Foster carers are demanding urgent help to protect themselves and the children they look after, if they get ill.

A union is calling for foster carers to be paid Statutory Sick Pay if they are ill and unable to look after the children temporarily in their care.

Representatives said the current crisis has highlighted a problem in the benefits system for foster carers.

They fear that if a foster carers becomes ill during the coronavirus pandemic then children would be removed from their care and they would have no money coming in.

The Foster Care Workers Branch of the Independent Workers Union of Great Britain (IWGB) is calling on the government to introduce urgent measures to ensure local authorities and independent fostering agencies respect the right of foster care workers to keep their families and the children in their care as safe as possible during the Covid-19 pandemic, and to provide the financial support necessary for them to do this.

The say the guidelines could separate children from carers and leave some facing poverty unless they are given help.

Jane Wright, chair, Foster Care Workers Branch of the IWGB says: “During a time of crisis, those caring for the most vulnerable must be treated with respect.

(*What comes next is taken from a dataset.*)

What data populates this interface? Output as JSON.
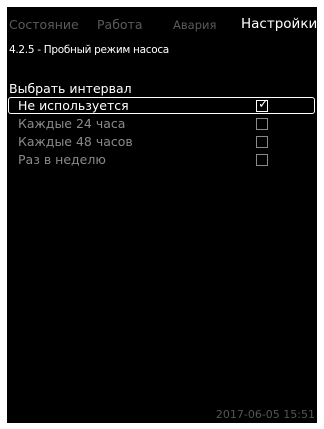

“Foster care workers are under immense pressure.

“We are still being asked to take children out of self-isolation and with no rights and no government support, many face destitution if we develop symptoms and self-isolate.

“If Covid-19 separates a child from their foster parent who then can’t pay their bills, where is that child going to go home to?

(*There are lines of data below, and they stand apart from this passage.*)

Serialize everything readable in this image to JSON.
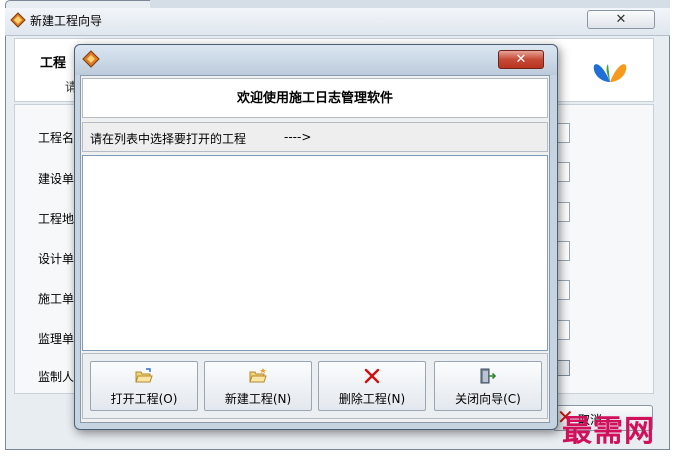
{
  "background_window": {
    "title": "新建工程向导",
    "close_glyph": "✕",
    "header": {
      "title": "工程",
      "subtitle": "请"
    },
    "field_labels": [
      "工程名",
      "建设单",
      "工程地",
      "设计单",
      "施工单",
      "监理单",
      "监制人"
    ],
    "cancel_label": "取消"
  },
  "dialog": {
    "close_glyph": "✕",
    "welcome": "欢迎使用施工日志管理软件",
    "hint": "请在列表中选择要打开的工程",
    "hint_arrow": "---->",
    "list_items": [],
    "buttons": [
      {
        "id": "open",
        "label": "打开工程(O)",
        "icon": "folder-open-icon"
      },
      {
        "id": "new",
        "label": "新建工程(N)",
        "icon": "folder-new-icon"
      },
      {
        "id": "delete",
        "label": "删除工程(N)",
        "icon": "delete-x-icon"
      },
      {
        "id": "close",
        "label": "关闭向导(C)",
        "icon": "exit-door-icon"
      }
    ]
  },
  "watermark": "最需网",
  "colors": {
    "accent_red": "#d01010",
    "watermark": "#d0105a",
    "dialog_frame": "#c6d4e2"
  }
}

“The additional, unnecessary trauma being forced on care-experienced young people and their carers is barbaric and it’s putting lives at risk.”

Allowances for foster carers to cover the cost of looking after a child vary across the UK and within Scotland.

A survey by the Fostering Network in 2018 found in Glasgow the allowances range from £137 per week for a child aged 0-4 years to £236 per week for a 16 year old

The IWGB said the UK government’s continuing denial of Statutory Sick Pay (SSP) to foster care workers nationwide now stands to have devastating consequences for them, their families and the children in their care. As things stand, any foster care worker who develops symptoms will, if the children in their care are relocated, lose all their income. This is already the situation facing hundreds of respite foster care workers, whose shifts have all been cancelled.

“This will likely drive still more people out of the profession at a time when the foster care system is already facing a severe shortage of at least 8,600 people.